━━━━━ INPUT DATA
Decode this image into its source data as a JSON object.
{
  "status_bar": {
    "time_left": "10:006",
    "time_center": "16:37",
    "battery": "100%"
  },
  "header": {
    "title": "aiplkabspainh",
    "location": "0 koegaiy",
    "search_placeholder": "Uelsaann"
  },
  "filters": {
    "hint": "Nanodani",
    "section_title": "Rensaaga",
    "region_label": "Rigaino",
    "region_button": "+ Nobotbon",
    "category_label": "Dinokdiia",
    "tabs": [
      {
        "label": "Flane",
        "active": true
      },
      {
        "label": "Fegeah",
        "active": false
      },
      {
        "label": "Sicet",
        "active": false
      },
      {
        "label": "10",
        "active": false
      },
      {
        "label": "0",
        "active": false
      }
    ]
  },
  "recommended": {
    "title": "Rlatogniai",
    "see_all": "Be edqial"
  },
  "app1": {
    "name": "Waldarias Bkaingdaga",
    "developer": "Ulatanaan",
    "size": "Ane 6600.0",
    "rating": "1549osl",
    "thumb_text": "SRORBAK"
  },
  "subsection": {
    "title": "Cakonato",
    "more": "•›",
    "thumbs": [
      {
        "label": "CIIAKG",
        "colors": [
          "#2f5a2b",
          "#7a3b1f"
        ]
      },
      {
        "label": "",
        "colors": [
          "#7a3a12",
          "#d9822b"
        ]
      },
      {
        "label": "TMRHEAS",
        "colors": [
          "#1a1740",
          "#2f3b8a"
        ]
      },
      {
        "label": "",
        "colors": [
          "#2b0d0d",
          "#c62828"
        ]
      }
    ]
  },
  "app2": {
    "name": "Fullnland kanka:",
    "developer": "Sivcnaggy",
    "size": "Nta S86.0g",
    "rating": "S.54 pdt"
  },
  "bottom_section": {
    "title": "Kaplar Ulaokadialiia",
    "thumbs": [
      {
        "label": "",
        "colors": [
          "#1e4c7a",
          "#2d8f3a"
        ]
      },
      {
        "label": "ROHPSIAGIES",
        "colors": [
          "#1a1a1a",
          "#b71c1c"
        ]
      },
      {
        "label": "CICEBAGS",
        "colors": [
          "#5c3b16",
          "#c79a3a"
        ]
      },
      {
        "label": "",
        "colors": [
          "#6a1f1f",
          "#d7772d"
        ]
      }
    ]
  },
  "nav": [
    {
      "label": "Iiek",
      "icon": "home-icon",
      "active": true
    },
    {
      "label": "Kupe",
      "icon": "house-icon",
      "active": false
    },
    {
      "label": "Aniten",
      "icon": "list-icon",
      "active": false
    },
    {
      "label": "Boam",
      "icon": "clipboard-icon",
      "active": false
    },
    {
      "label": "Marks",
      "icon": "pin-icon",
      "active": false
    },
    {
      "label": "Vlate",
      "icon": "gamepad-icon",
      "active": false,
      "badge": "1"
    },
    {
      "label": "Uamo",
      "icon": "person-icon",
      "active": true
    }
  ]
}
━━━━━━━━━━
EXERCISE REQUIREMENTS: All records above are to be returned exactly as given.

TASK OUTPUT:
Decode this image into its source data as a JSON object.
{
  "status_bar": {
    "time_left": "10:006",
    "time_center": "16:37",
    "battery": "100%"
  },
  "header": {
    "title": "aiplkabspainh",
    "location": "0 koegaiy",
    "search_placeholder": "Uelsaann"
  },
  "filters": {
    "hint": "Nanodani",
    "section_title": "Rensaaga",
    "region_label": "Rigaino",
    "region_button": "+ Nobotbon",
    "category_label": "Dinokdiia",
    "tabs": [
      {
        "label": "Flane",
        "active": true
      },
      {
        "label": "Fegeah",
        "active": false
      },
      {
        "label": "Sicet",
        "active": false
      },
      {
        "label": "10",
        "active": false
      },
      {
        "label": "0",
        "active": false
      }
    ]
  },
  "recommended": {
    "title": "Rlatogniai",
    "see_all": "Be edqial"
  },
  "app1": {
    "name": "Waldarias Bkaingdaga",
    "developer": "Ulatanaan",
    "size": "Ane 6600.0",
    "rating": "1549osl",
    "thumb_text": "SRORBAK"
  },
  "subsection": {
    "title": "Cakonato",
    "more": "•›",
    "thumbs": [
      {
        "label": "CIIAKG",
        "colors": [
          "#2f5a2b",
          "#7a3b1f"
        ]
      },
      {
        "label": "",
        "colors": [
          "#7a3a12",
          "#d9822b"
        ]
      },
      {
        "label": "TMRHEAS",
        "colors": [
          "#1a1740",
          "#2f3b8a"
        ]
      },
      {
        "label": "",
        "colors": [
          "#2b0d0d",
          "#c62828"
        ]
      }
    ]
  },
  "app2": {
    "name": "Fullnland kanka:",
    "developer": "Sivcnaggy",
    "size": "Nta S86.0g",
    "rating": "S.54 pdt"
  },
  "bottom_section": {
    "title": "Kaplar Ulaokadialiia",
    "thumbs": [
      {
        "label": "",
        "colors": [
          "#1e4c7a",
          "#2d8f3a"
        ]
      },
      {
        "label": "ROHPSIAGIES",
        "colors": [
          "#1a1a1a",
          "#b71c1c"
        ]
      },
      {
        "label": "CICEBAGS",
        "colors": [
          "#5c3b16",
          "#c79a3a"
        ]
      },
      {
        "label": "",
        "colors": [
          "#6a1f1f",
          "#d7772d"
        ]
      }
    ]
  },
  "nav": [
    {
      "label": "Iiek",
      "icon": "home-icon",
      "active": true
    },
    {
      "label": "Kupe",
      "icon": "house-icon",
      "active": false
    },
    {
      "label": "Aniten",
      "icon": "list-icon",
      "active": false
    },
    {
      "label": "Boam",
      "icon": "clipboard-icon",
      "active": false
    },
    {
      "label": "Marks",
      "icon": "pin-icon",
      "active": false
    },
    {
      "label": "Vlate",
      "icon": "gamepad-icon",
      "active": false,
      "badge": "1"
    },
    {
      "label": "Uamo",
      "icon": "person-icon",
      "active": true
    }
  ]
}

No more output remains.